====== MATERIAL PROVIDED
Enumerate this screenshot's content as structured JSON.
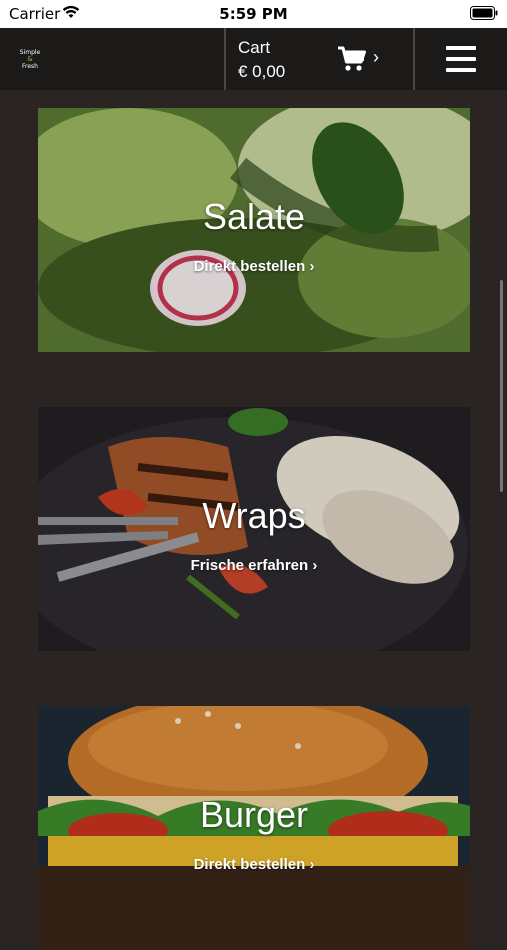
{
  "status_bar": {
    "carrier": "Carrier",
    "time": "5:59 PM"
  },
  "header": {
    "logo": {
      "line1": "Simple",
      "line2": "&",
      "line3": "Fresh"
    },
    "cart": {
      "label": "Cart",
      "amount": "€ 0,00",
      "chevron": "›"
    },
    "icons": [
      "cart-icon",
      "hamburger-menu-icon"
    ]
  },
  "categories": [
    {
      "title": "Salate",
      "cta": "Direkt bestellen ›"
    },
    {
      "title": "Wraps",
      "cta": "Frische erfahren ›"
    },
    {
      "title": "Burger",
      "cta": "Direkt bestellen ›"
    }
  ],
  "colors": {
    "background": "#2a2523",
    "header": "#1c1a19",
    "text": "#ffffff",
    "accent": "#7fbf3f"
  }
}
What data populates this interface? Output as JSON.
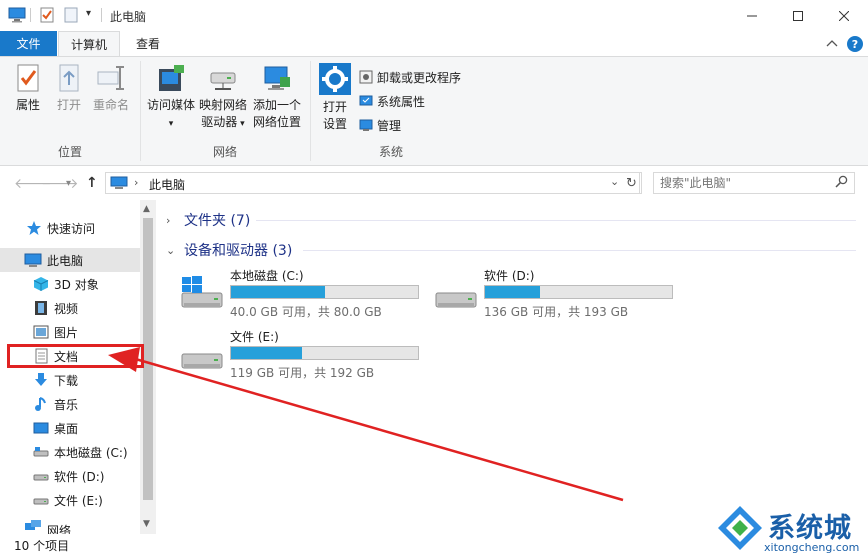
{
  "window": {
    "title": "此电脑",
    "qat_dropdown": "▾"
  },
  "ribbon_tabs": {
    "file": "文件",
    "computer": "计算机",
    "view": "查看"
  },
  "ribbon": {
    "location": {
      "label": "位置",
      "properties": "属性",
      "open": "打开",
      "rename": "重命名"
    },
    "network": {
      "label": "网络",
      "access_media_line1": "访问媒体",
      "map_drive_line1": "映射网络",
      "map_drive_line2": "驱动器",
      "add_location_line1": "添加一个",
      "add_location_line2": "网络位置"
    },
    "system": {
      "label": "系统",
      "open_settings_line1": "打开",
      "open_settings_line2": "设置",
      "uninstall": "卸载或更改程序",
      "system_properties": "系统属性",
      "manage": "管理"
    }
  },
  "address": {
    "path": "此电脑",
    "search_placeholder": "搜索\"此电脑\""
  },
  "nav": {
    "quick_access": "快速访问",
    "this_pc": "此电脑",
    "objects_3d": "3D 对象",
    "videos": "视频",
    "pictures": "图片",
    "documents": "文档",
    "downloads": "下载",
    "music": "音乐",
    "desktop": "桌面",
    "local_disk": "本地磁盘 (C:)",
    "software_disk": "软件 (D:)",
    "document_disk": "文件 (E:)",
    "network": "网络"
  },
  "content": {
    "folders_header": "文件夹 (7)",
    "devices_header": "设备和驱动器 (3)",
    "drives": [
      {
        "name": "本地磁盘 (C:)",
        "info": "40.0 GB 可用，共 80.0 GB",
        "used_fraction": 0.5
      },
      {
        "name": "软件 (D:)",
        "info": "136 GB 可用，共 193 GB",
        "used_fraction": 0.295
      },
      {
        "name": "文件 (E:)",
        "info": "119 GB 可用，共 192 GB",
        "used_fraction": 0.38
      }
    ]
  },
  "status": {
    "item_count": "10 个项目"
  },
  "watermark": {
    "title": "系统城",
    "subtitle": "xitongcheng.com"
  },
  "colors": {
    "accent": "#1979ca",
    "drive_fill": "#26a0da",
    "annotation": "#e02222"
  }
}
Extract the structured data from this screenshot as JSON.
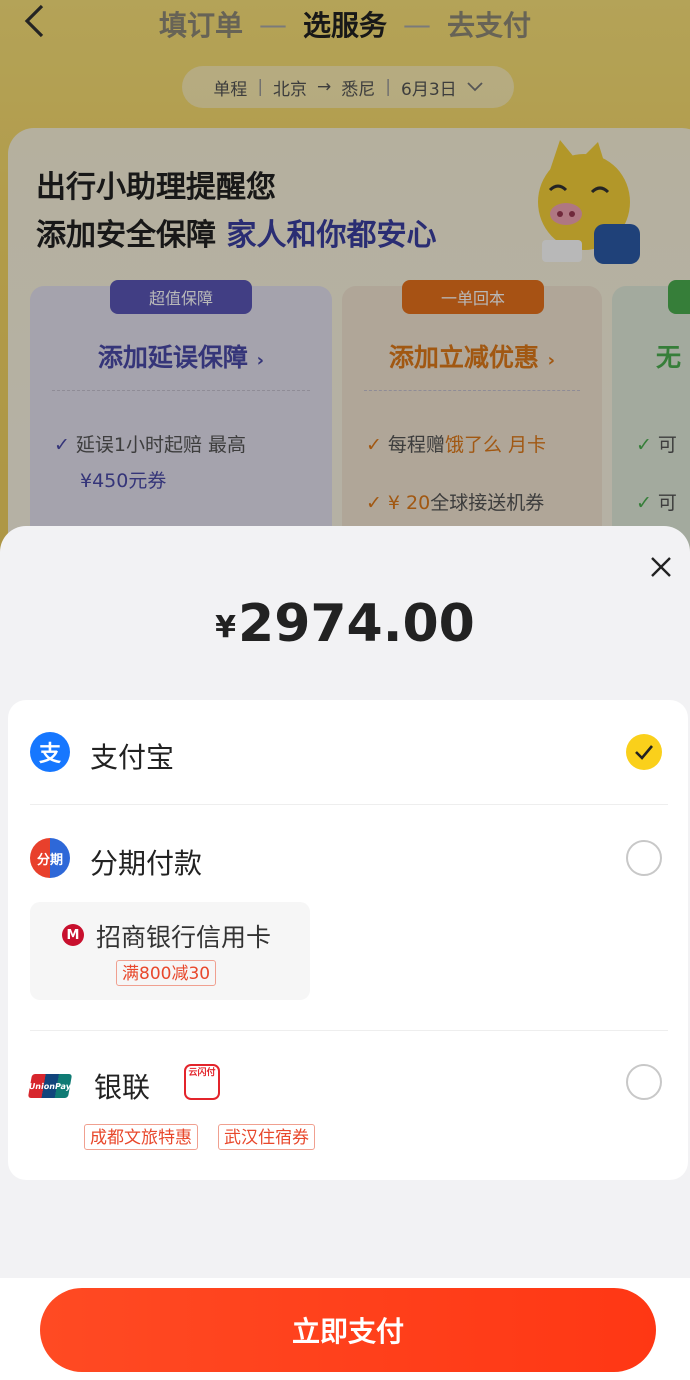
{
  "header": {
    "back_icon": "chevron-left-icon",
    "steps": [
      "填订单",
      "选服务",
      "去支付"
    ],
    "active_step": 1,
    "trip": {
      "type": "单程",
      "from": "北京",
      "to": "悉尼",
      "date": "6月3日"
    }
  },
  "reminder": {
    "line1": "出行小助理提醒您",
    "line2_prefix": "添加安全保障",
    "line2_highlight": "家人和你都安心"
  },
  "cards": [
    {
      "badge": "超值保障",
      "title": "添加延误保障",
      "lines": [
        {
          "text": "延误1小时起赔 最高"
        },
        {
          "highlight": "¥450元券"
        }
      ]
    },
    {
      "badge": "一单回本",
      "title": "添加立减优惠",
      "lines": [
        {
          "text": "每程赠",
          "highlight": "饿了么 月卡"
        },
        {
          "highlight": "¥ 20",
          "text": "全球接送机券"
        }
      ]
    },
    {
      "badge": "",
      "title": "无",
      "lines": [
        {
          "text": "可"
        },
        {
          "text": "可"
        }
      ]
    }
  ],
  "payment": {
    "close_icon": "close-icon",
    "currency": "¥",
    "amount": "2974.00",
    "methods": [
      {
        "name": "支付宝",
        "icon": "alipay-icon",
        "icon_glyph": "支",
        "selected": true
      },
      {
        "name": "分期付款",
        "icon": "installment-icon",
        "icon_glyph": "分期",
        "selected": false,
        "bank": {
          "name": "招商银行信用卡",
          "logo": "cmb-logo-icon",
          "promo": "满800减30"
        }
      },
      {
        "name": "银联",
        "icon": "unionpay-icon",
        "icon_glyph": "UnionPay",
        "selected": false,
        "extra_icon": "yunshanfu-icon",
        "extra_icon_glyph": "云闪付",
        "tags": [
          "成都文旅特惠",
          "武汉住宿券"
        ]
      }
    ],
    "pay_button": "立即支付"
  },
  "colors": {
    "accent": "#fad01b",
    "pay_button": "#ff4223",
    "alipay": "#1677ff",
    "protect_purple": "#4a4aa8",
    "promo_orange": "#e07a1a"
  }
}
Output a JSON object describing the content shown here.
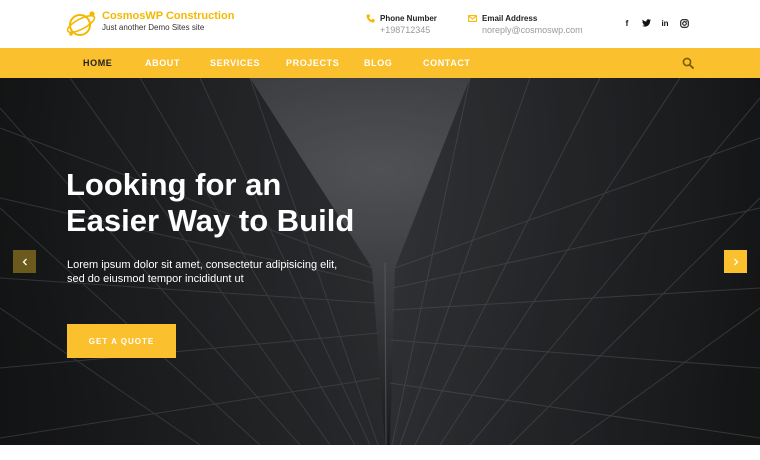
{
  "site": {
    "title": "CosmosWP Construction",
    "tagline": "Just another Demo Sites site"
  },
  "contact": {
    "phone_label": "Phone Number",
    "phone_value": "+198712345",
    "email_label": "Email Address",
    "email_value": "noreply@cosmoswp.com"
  },
  "social": {
    "facebook": "f",
    "twitter": "twitter-icon",
    "linkedin": "in",
    "instagram": "instagram-icon"
  },
  "nav": {
    "items": [
      {
        "label": "HOME",
        "active": true
      },
      {
        "label": "ABOUT"
      },
      {
        "label": "SERVICES"
      },
      {
        "label": "PROJECTS"
      },
      {
        "label": "BLOG"
      },
      {
        "label": "CONTACT"
      }
    ],
    "search_icon": "search-icon"
  },
  "hero": {
    "title_line1": "Looking for an",
    "title_line2": "Easier Way to Build",
    "text_line1": "Lorem ipsum dolor sit amet, consectetur adipisicing elit,",
    "text_line2": "sed do eiusmod tempor incididunt ut",
    "cta_label": "GET A QUOTE",
    "prev_icon": "chevron-left-icon",
    "next_icon": "chevron-right-icon"
  },
  "colors": {
    "accent": "#fbc02d",
    "brand_text": "#f5b800",
    "dark": "#222222",
    "hero_bg": "#2a2b2d"
  }
}
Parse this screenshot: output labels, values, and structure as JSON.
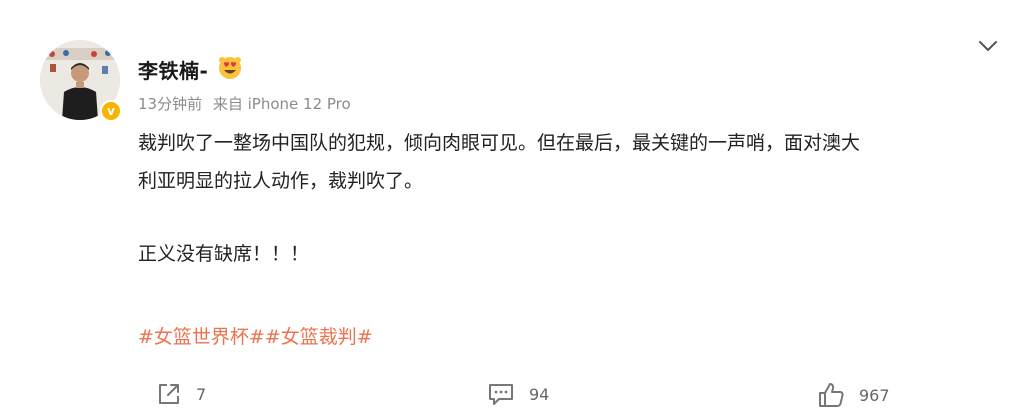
{
  "user": {
    "name": "李铁楠-",
    "time": "13分钟前",
    "source": "来自 iPhone 12 Pro",
    "badge": "v"
  },
  "post": {
    "line1": "裁判吹了一整场中国队的犯规，倾向肉眼可见。但在最后，最关键的一声哨，面对澳大",
    "line2": "利亚明显的拉人动作，裁判吹了。",
    "para2": "正义没有缺席！！！",
    "tags": [
      "#女篮世界杯#",
      "#女篮裁判#"
    ]
  },
  "actions": {
    "share": "7",
    "comment": "94",
    "like": "967"
  },
  "colors": {
    "accent": "#eb7350",
    "verified": "#f7b500",
    "meta": "#8c8c8c"
  },
  "icons": [
    "chevron-down-icon",
    "heart-eyes-emoji-icon",
    "share-icon",
    "comment-icon",
    "like-icon"
  ]
}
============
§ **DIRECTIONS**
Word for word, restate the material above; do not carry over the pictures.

§ **SOLUTION TO THIS TASK**
Enumerate this screenshot's content as structured JSON.
{
  "status_bar": {
    "carrier": "Carrier",
    "time": "5:59 PM"
  },
  "header": {
    "logo": {
      "line1": "Simple",
      "line2": "&",
      "line3": "Fresh"
    },
    "cart": {
      "label": "Cart",
      "amount": "€ 0,00",
      "chevron": "›"
    },
    "icons": [
      "cart-icon",
      "hamburger-menu-icon"
    ]
  },
  "categories": [
    {
      "title": "Salate",
      "cta": "Direkt bestellen ›"
    },
    {
      "title": "Wraps",
      "cta": "Frische erfahren ›"
    },
    {
      "title": "Burger",
      "cta": "Direkt bestellen ›"
    }
  ],
  "colors": {
    "background": "#2a2523",
    "header": "#1c1a19",
    "text": "#ffffff",
    "accent": "#7fbf3f"
  }
}
What data populates this interface? Output as JSON.
{
  "window": {
    "title": "此电脑",
    "qat_dropdown": "▾"
  },
  "ribbon_tabs": {
    "file": "文件",
    "computer": "计算机",
    "view": "查看"
  },
  "ribbon": {
    "location": {
      "label": "位置",
      "properties": "属性",
      "open": "打开",
      "rename": "重命名"
    },
    "network": {
      "label": "网络",
      "access_media_line1": "访问媒体",
      "map_drive_line1": "映射网络",
      "map_drive_line2": "驱动器",
      "add_location_line1": "添加一个",
      "add_location_line2": "网络位置"
    },
    "system": {
      "label": "系统",
      "open_settings_line1": "打开",
      "open_settings_line2": "设置",
      "uninstall": "卸载或更改程序",
      "system_properties": "系统属性",
      "manage": "管理"
    }
  },
  "address": {
    "path": "此电脑",
    "search_placeholder": "搜索\"此电脑\""
  },
  "nav": {
    "quick_access": "快速访问",
    "this_pc": "此电脑",
    "objects_3d": "3D 对象",
    "videos": "视频",
    "pictures": "图片",
    "documents": "文档",
    "downloads": "下载",
    "music": "音乐",
    "desktop": "桌面",
    "local_disk": "本地磁盘 (C:)",
    "software_disk": "软件 (D:)",
    "document_disk": "文件 (E:)",
    "network": "网络"
  },
  "content": {
    "folders_header": "文件夹 (7)",
    "devices_header": "设备和驱动器 (3)",
    "drives": [
      {
        "name": "本地磁盘 (C:)",
        "info": "40.0 GB 可用，共 80.0 GB",
        "used_fraction": 0.5
      },
      {
        "name": "软件 (D:)",
        "info": "136 GB 可用，共 193 GB",
        "used_fraction": 0.295
      },
      {
        "name": "文件 (E:)",
        "info": "119 GB 可用，共 192 GB",
        "used_fraction": 0.38
      }
    ]
  },
  "status": {
    "item_count": "10 个项目"
  },
  "watermark": {
    "title": "系统城",
    "subtitle": "xitongcheng.com"
  },
  "colors": {
    "accent": "#1979ca",
    "drive_fill": "#26a0da",
    "annotation": "#e02222"
  }
}
Extract the structured data from this screenshot as JSON.
{
  "header": {
    "back_icon": "chevron-left-icon",
    "steps": [
      "填订单",
      "选服务",
      "去支付"
    ],
    "active_step": 1,
    "trip": {
      "type": "单程",
      "from": "北京",
      "to": "悉尼",
      "date": "6月3日"
    }
  },
  "reminder": {
    "line1": "出行小助理提醒您",
    "line2_prefix": "添加安全保障",
    "line2_highlight": "家人和你都安心"
  },
  "cards": [
    {
      "badge": "超值保障",
      "title": "添加延误保障",
      "lines": [
        {
          "text": "延误1小时起赔 最高"
        },
        {
          "highlight": "¥450元券"
        }
      ]
    },
    {
      "badge": "一单回本",
      "title": "添加立减优惠",
      "lines": [
        {
          "text": "每程赠",
          "highlight": "饿了么 月卡"
        },
        {
          "highlight": "¥ 20",
          "text": "全球接送机券"
        }
      ]
    },
    {
      "badge": "",
      "title": "无",
      "lines": [
        {
          "text": "可"
        },
        {
          "text": "可"
        }
      ]
    }
  ],
  "payment": {
    "close_icon": "close-icon",
    "currency": "¥",
    "amount": "2974.00",
    "methods": [
      {
        "name": "支付宝",
        "icon": "alipay-icon",
        "icon_glyph": "支",
        "selected": true
      },
      {
        "name": "分期付款",
        "icon": "installment-icon",
        "icon_glyph": "分期",
        "selected": false,
        "bank": {
          "name": "招商银行信用卡",
          "logo": "cmb-logo-icon",
          "promo": "满800减30"
        }
      },
      {
        "name": "银联",
        "icon": "unionpay-icon",
        "icon_glyph": "UnionPay",
        "selected": false,
        "extra_icon": "yunshanfu-icon",
        "extra_icon_glyph": "云闪付",
        "tags": [
          "成都文旅特惠",
          "武汉住宿券"
        ]
      }
    ],
    "pay_button": "立即支付"
  },
  "colors": {
    "accent": "#fad01b",
    "pay_button": "#ff4223",
    "alipay": "#1677ff",
    "protect_purple": "#4a4aa8",
    "promo_orange": "#e07a1a"
  }
}
Output a JSON object describing the content shown here.
{
  "site": {
    "title": "CosmosWP Construction",
    "tagline": "Just another Demo Sites site"
  },
  "contact": {
    "phone_label": "Phone Number",
    "phone_value": "+198712345",
    "email_label": "Email Address",
    "email_value": "noreply@cosmoswp.com"
  },
  "social": {
    "facebook": "f",
    "twitter": "twitter-icon",
    "linkedin": "in",
    "instagram": "instagram-icon"
  },
  "nav": {
    "items": [
      {
        "label": "HOME",
        "active": true
      },
      {
        "label": "ABOUT"
      },
      {
        "label": "SERVICES"
      },
      {
        "label": "PROJECTS"
      },
      {
        "label": "BLOG"
      },
      {
        "label": "CONTACT"
      }
    ],
    "search_icon": "search-icon"
  },
  "hero": {
    "title_line1": "Looking for an",
    "title_line2": "Easier Way to Build",
    "text_line1": "Lorem ipsum dolor sit amet, consectetur adipisicing elit,",
    "text_line2": "sed do eiusmod tempor incididunt ut",
    "cta_label": "GET A QUOTE",
    "prev_icon": "chevron-left-icon",
    "next_icon": "chevron-right-icon"
  },
  "colors": {
    "accent": "#fbc02d",
    "brand_text": "#f5b800",
    "dark": "#222222",
    "hero_bg": "#2a2b2d"
  }
}
Parse this screenshot: output labels, values, and structure as JSON.
{
  "user": {
    "name": "李铁楠-",
    "time": "13分钟前",
    "source": "来自 iPhone 12 Pro",
    "badge": "v"
  },
  "post": {
    "line1": "裁判吹了一整场中国队的犯规，倾向肉眼可见。但在最后，最关键的一声哨，面对澳大",
    "line2": "利亚明显的拉人动作，裁判吹了。",
    "para2": "正义没有缺席！！！",
    "tags": [
      "#女篮世界杯#",
      "#女篮裁判#"
    ]
  },
  "actions": {
    "share": "7",
    "comment": "94",
    "like": "967"
  },
  "colors": {
    "accent": "#eb7350",
    "verified": "#f7b500",
    "meta": "#8c8c8c"
  },
  "icons": [
    "chevron-down-icon",
    "heart-eyes-emoji-icon",
    "share-icon",
    "comment-icon",
    "like-icon"
  ]
}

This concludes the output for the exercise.